State workers being quizzed on vouchers

Controversial commissioner accused of putting employees in tough spot

? New Kansas Education Commissioner Bob Corkins’ transition team has been asking State Department of Education employees whether they support private school vouchers.

In private interviews with employees, the transition team, appointed by Corkins after he was hired last month, has asked, “What is your general reaction to school choice, charter schools and parental empowerment?”

Some department employees confirmed to the Journal-World that they had been asked the question but asked to remain anonymous.

Christy Levings, president of the Kansas-National Education Assn., said the question was unfair.
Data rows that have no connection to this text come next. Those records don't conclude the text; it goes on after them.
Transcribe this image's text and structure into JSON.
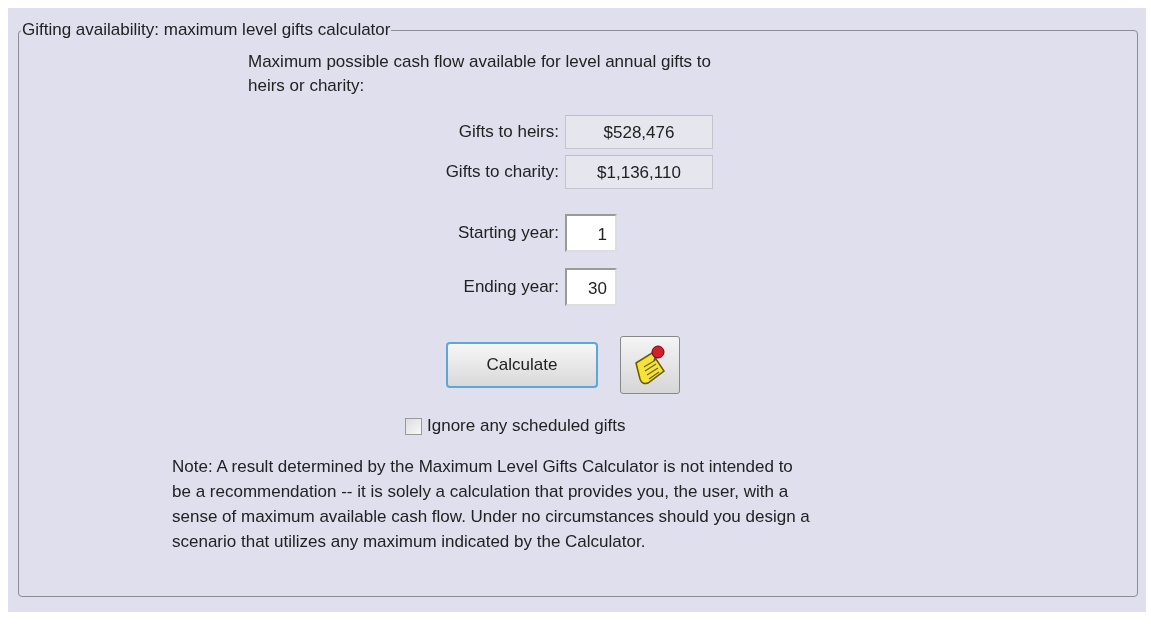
{
  "group": {
    "title": "Gifting availability: maximum level gifts calculator"
  },
  "intro": [
    "Maximum possible cash flow available for level annual gifts to",
    "heirs or charity:"
  ],
  "outputs": [
    {
      "label": "Gifts to heirs:",
      "value": "$528,476"
    },
    {
      "label": "Gifts to charity:",
      "value": "$1,136,110"
    }
  ],
  "inputs": [
    {
      "label": "Starting year:",
      "value": "1"
    },
    {
      "label": "Ending year:",
      "value": "30"
    }
  ],
  "calculate_button": {
    "label": "Calculate"
  },
  "ignore_checkbox": {
    "label": "Ignore any scheduled gifts",
    "checked": false
  },
  "note": [
    "Note: A result determined by the Maximum Level Gifts Calculator is not intended to",
    "be a recommendation -- it is solely a calculation that provides you, the user, with a",
    "sense of maximum available cash flow.  Under no circumstances should you design a",
    "scenario  that utilizes any maximum indicated by the Calculator."
  ]
}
“It’s a difficult position to put state employees in,” Levings said because Corkins is a known supporter of vouchers, which allows the use of state tax dollars to send students to private schools.

Corkins has said vouchers will improve public schools by providing competition and more choices for parents.
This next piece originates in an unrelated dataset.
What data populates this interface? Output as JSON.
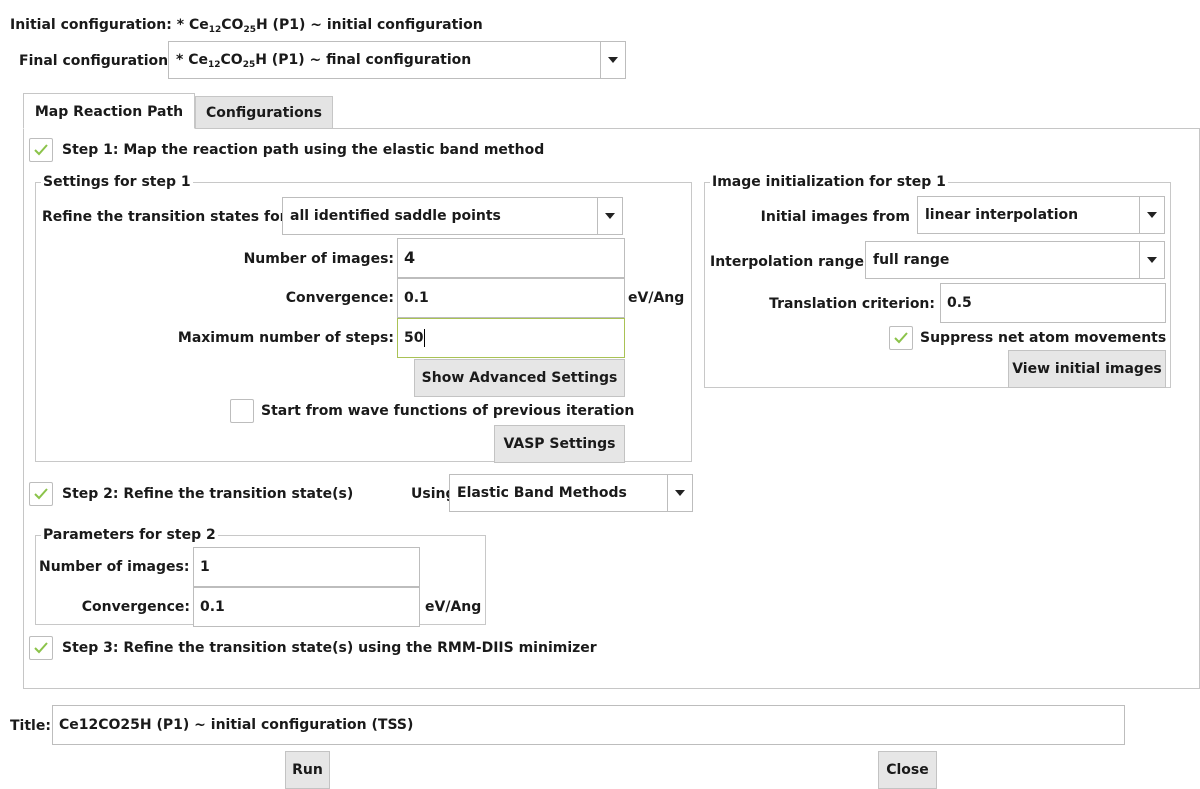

Corkins, and his transitional chief, Dan Harden, did not return telephone calls seeking comment on the voucher questions being put to employees.

State Board of Education member Kenneth Willard, a Republican from Hutchinson, said he hadn’t heard of such questioning. He said he didn’t think it would be inappropriate to ask the question even though the board has not taken an official position on vouchers.

Board member Connie Morris, a Republican from St. Francis, said education department employees shouldn’t feel threatened if they don’t support vouchers.

“Since the board and department of education are addressing numerous issues, I hardly believe a difference of opinion on one of many projects would cause a colleague concern for their position,” Morris said.

The KNEA and several other school groups oppose vouchers, saying it will rob funds from public schools and programs that are helping students.

Levings said the questioning of state employees about vouchers is part of an all-out blitz for a voucher program from Corkins and his 6-4 majority on the education board.

“There is obviously an agenda and it’s ‘we have six votes on the board and will run it as hard and fast as we can,'” Levings said.

That assessment was based on Corkins’ public statements since his hiring last month and the people he has brought around him, she said.

Corkins went on a 12-city tour this week in western Kansas in which he promoted vouchers and charter schools, which are schools that operate independently of some state rules.

Interviews with people who attended the meetings said Corkins wasn’t there to listen to the local concerns.

Corkins was hired by the 6-4 majority to the $140,000-per-year job even though he had no professional educational experience. He had been head of a think tank that worked against public schools.

After his appointment to the commissioner post, he hired Harden, a conservative professor at Washburn University, to lead his transition effort.

On Thursday, he announced the hiring of David Awbrey as communications director for the education agency for $76,000 per year. Awbrey, a former editorial page editor for The Wichita Eagle, often criticized public schools for resisting change.